Antitrust Agencies Release Annual Reports
On April 1, 2011, the Federal Trade Commission (FTC) and the U.S. Department of Justice's (DOJ) Antitrust Division issued their annual reports. The
FTC report describes the Commission's accomplishments during the previous year, including its litigation in the healthcare industry, revisions to the Horizontal
Merger Guidelines issued jointly by the FTC and DOJ that provide more clarity and predictability for businesses, its report on privacy issues that
proposes a framework for balancing consumer privacy with industry innovation, and its efforts to combat cross-border fraud by using the
information-sharing provisions of U.S. SAFE WEB Act of 2006. The
DOJ newsletter highlights the Antitrust
Division's enforcement actions over the past year, including the filing of 60 criminal cases and obtaining fines in excess of $550 million against
corporations and individuals, as well as its competition advocacy initiatives, including its activities
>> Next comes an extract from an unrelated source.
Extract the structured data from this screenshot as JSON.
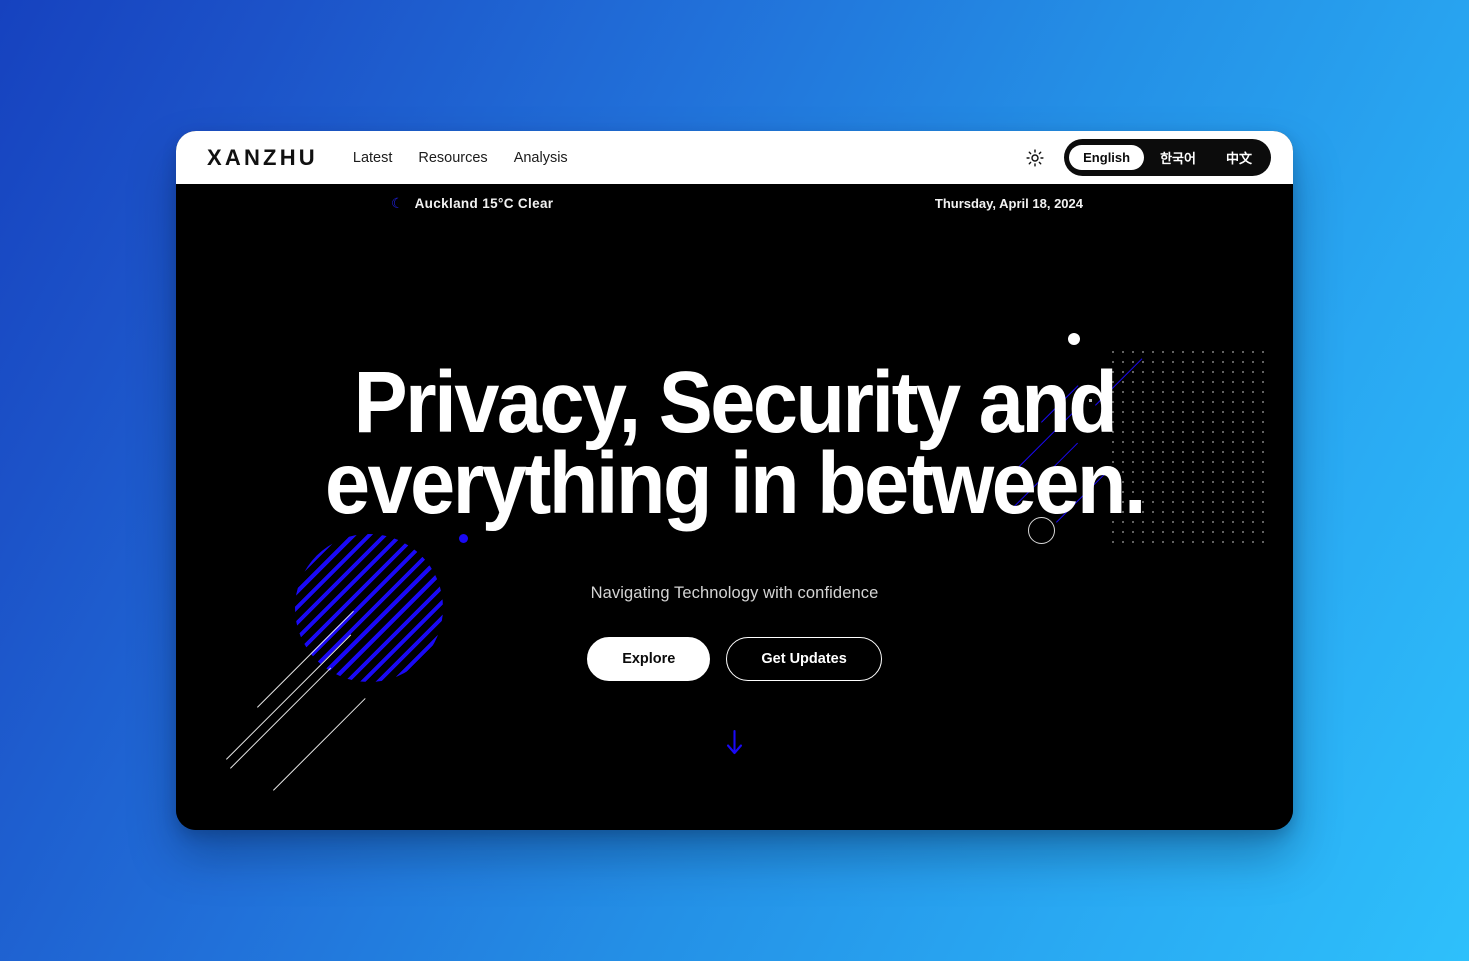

relating to the agriculture industry.
Agencies Release Draft Guidance for ACOs
On March 31, 2011, the FTC and DOJ released a joint Proposed Statement of Antitrust Enforcement Policy governing accountable care
organizations (ACOs) under the Patient Protection and Affordable Care Act. The Affordable Care Act contemplates that ACOs – networks of healthcare
providers sharing responsibility for patients – would manage the healthcare needs of Medicare beneficiaries and, potentially, those of commercially
The agencies' recent guidance addresses the antirust implications of competing providers collaborating within an ACO by, among other things, applying a
rule of reason analysis to activity by qualifying ACOs, establishing an antitrust "safety zone" for ACOs with a combined share of 30% or less of each
common service within the primary service area, and providing guidance concerning agency review of ACOs that fall outside the safety zone.
Public comments on the proposed rules will
be accepted through May 31, 2011. Additional information is available from McGuireWoods
SEC Charges Brokerage Executives for Failing to Protect Confidential Customer Information
On April 7, 2011, the Securities and Exchange Commission (SEC) charged three former brokerage executives with failing to protect confidential
information about their customers. According to the SEC, the executives improperly transferred customer records to another firm during the winding
down of their company's business operations. The record transfer violated Regulation S-P of the Securities Exchange Act (the Safeguard Rule) because
the customers were not notified in advance and given reasonable time to opt out. This marks the first time the SEC has assessed financial penalties
against individuals charged solely with violations of Regulation S-P.
Ban on Online Distributor Sales Not Permitted in EU
An advocate general (adviser) to the European Court of Justice recently opined that an absolute ban on Internet sales by a distributor will usually be
an automatic infringement of EU competition law. Though this opinion was given in the context of selective distribution agreements, the same principle
would apply to such a restriction included in other types of vertical (supplier/purchaser) agreements, such as exclusive distribution agreements.
Additional information is available in our
April 2011 EU/UK Competition Law Newsletter.
For more information, please contact the lawyers in the
Antitrust & Trade Regulation Department at McGuireWoods.